- Do you know how fast you were going?
- How much have you had to drink tonight?
- Do you know why I stopped you?
- Did you see that stop sign?
Be polite. Be respectful. Give officers identification when they request it, but understand that answers to questions like the ones above can be used to arrest and/or convict you of a crime.
The police aren’t usually asking you the questions because they don’t know the answers. They are asking the questions because they are gathering evidence of a potential crime. Don’t wait until a police officer reads your Miranda rights or puts handcuffs on to stop talking – you have the right to simply and politely refuse to answer questions prior to talking with an attorney.
Under Minnesota’s implied consent laws, if you are arrested police are likely to ask you to submit to a breath, blood, or urine test. There can be harsh consequences for refusing to provide a sample, and you do have the right to try to contact an attorney before you decide whether to consent. For most people in most situations, the best option is to submit to the test. After this test, it is important to have your own test performed so that you have an independent analysis of any test to which you submit.

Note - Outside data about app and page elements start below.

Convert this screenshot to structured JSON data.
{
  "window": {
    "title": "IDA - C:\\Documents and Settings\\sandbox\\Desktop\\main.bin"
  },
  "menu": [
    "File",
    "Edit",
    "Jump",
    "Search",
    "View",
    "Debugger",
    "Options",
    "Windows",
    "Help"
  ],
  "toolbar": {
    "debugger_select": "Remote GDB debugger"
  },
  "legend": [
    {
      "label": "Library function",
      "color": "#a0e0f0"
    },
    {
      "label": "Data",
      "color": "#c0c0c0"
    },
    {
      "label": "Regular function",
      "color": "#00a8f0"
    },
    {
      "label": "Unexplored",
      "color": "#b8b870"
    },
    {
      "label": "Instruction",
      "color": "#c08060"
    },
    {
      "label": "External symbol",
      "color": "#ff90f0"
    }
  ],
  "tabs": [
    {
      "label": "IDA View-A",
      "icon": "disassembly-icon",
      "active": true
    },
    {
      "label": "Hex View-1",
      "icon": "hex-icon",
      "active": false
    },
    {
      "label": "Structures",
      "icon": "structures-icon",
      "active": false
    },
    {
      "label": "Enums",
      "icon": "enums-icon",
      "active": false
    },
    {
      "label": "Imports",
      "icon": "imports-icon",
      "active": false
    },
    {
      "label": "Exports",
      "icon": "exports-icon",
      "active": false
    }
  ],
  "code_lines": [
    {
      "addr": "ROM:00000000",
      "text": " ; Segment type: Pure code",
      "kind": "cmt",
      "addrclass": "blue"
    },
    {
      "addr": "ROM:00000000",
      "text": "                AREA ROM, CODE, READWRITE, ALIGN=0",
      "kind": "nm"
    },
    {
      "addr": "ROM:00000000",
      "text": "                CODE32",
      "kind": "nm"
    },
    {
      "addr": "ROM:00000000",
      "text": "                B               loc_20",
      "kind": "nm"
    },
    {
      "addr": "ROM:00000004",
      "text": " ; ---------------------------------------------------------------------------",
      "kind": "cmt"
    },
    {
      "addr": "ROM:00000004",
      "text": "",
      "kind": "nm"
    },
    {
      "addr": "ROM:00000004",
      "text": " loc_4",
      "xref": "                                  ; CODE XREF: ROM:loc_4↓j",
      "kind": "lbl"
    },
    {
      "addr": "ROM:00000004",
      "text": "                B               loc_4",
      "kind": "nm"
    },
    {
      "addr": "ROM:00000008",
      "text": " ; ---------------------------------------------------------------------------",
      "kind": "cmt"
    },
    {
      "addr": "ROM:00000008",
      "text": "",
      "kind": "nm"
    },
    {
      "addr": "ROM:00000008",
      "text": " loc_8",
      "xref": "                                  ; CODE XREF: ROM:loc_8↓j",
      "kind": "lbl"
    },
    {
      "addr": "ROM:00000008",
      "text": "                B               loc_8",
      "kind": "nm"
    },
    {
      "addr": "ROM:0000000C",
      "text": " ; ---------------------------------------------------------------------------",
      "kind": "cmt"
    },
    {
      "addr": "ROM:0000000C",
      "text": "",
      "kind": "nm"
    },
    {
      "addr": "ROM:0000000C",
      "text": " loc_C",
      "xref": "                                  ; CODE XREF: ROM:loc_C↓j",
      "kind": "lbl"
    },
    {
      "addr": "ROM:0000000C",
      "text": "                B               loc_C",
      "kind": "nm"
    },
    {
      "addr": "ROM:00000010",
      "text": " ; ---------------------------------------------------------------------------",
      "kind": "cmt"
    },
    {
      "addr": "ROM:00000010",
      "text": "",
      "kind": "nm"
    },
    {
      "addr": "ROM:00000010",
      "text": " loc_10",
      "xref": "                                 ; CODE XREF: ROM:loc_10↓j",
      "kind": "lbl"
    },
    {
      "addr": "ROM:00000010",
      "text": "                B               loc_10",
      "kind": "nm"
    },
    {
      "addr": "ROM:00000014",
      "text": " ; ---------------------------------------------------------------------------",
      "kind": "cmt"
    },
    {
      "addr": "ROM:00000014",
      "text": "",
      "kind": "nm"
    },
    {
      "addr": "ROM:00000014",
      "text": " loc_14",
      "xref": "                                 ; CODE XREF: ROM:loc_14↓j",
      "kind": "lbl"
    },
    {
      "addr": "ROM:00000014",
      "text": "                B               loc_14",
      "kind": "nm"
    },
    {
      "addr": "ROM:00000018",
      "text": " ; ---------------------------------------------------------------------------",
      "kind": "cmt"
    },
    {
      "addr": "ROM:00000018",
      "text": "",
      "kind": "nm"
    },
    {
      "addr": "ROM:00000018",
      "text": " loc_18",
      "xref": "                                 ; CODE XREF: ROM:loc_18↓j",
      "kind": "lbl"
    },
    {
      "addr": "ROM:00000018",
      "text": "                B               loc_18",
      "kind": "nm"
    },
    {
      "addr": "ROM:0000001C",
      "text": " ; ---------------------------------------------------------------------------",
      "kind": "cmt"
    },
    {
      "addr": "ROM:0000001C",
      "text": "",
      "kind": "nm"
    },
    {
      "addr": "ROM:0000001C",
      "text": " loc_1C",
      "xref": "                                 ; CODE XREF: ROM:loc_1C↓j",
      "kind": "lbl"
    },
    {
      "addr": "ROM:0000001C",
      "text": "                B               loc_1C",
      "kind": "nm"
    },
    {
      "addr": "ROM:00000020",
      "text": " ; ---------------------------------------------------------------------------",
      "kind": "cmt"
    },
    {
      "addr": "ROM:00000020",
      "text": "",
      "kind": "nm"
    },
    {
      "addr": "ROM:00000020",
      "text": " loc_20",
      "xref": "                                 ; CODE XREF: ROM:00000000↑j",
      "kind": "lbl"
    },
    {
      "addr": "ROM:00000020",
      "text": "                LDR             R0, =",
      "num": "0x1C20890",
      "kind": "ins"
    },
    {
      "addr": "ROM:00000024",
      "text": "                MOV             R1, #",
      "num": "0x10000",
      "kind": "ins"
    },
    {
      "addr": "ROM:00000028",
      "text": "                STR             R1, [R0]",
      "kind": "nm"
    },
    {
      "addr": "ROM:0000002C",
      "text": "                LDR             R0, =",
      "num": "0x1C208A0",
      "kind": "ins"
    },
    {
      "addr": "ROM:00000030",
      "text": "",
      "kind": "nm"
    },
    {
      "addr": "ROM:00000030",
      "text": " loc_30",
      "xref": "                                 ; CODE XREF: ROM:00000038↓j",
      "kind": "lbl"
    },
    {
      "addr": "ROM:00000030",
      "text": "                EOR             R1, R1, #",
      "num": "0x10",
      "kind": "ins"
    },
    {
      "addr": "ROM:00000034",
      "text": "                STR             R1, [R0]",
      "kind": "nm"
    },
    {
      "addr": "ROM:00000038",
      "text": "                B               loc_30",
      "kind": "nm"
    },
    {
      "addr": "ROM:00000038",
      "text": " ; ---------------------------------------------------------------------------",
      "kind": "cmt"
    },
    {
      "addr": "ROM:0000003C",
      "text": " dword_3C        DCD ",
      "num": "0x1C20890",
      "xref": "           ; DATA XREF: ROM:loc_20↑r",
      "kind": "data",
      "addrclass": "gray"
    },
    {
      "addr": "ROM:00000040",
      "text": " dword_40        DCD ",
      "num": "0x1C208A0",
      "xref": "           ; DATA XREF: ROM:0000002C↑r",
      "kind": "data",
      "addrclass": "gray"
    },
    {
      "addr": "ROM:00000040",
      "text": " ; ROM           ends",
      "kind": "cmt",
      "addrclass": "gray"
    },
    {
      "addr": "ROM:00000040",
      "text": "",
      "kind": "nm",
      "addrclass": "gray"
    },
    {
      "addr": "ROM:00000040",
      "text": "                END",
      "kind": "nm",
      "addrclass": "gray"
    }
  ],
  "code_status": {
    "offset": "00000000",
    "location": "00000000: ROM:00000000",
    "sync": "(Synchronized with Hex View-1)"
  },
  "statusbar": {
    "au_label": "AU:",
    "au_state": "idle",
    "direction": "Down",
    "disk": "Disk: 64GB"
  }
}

If you are arrested within the state of Minnesota, I can provide additional and immediate counsel at the Law Office of F. Clayton Tyler P.A. (612) 333-7309) for clients facing DWI or other traffic charges. As with any criminal charge, the sooner you involve a lawyer in your situation, the more they may be available for your defense. I can get to work immediately and give you the advice you need to make immediate and informed decisions.
The threshold for being stopped is very low, and the more evidence or reason you provide an officer with to arrest you, the more difficult your case can become. Don’t be combative or argumentative. Simply inform an arresting officer that you are unable to answer questions and that you want to exercise your right to speak with a lawyer.
For more information contact us today or visit our website at www.fctyler.com.
Copyright 2009 F. Clayton Tyler, Attorney at Law.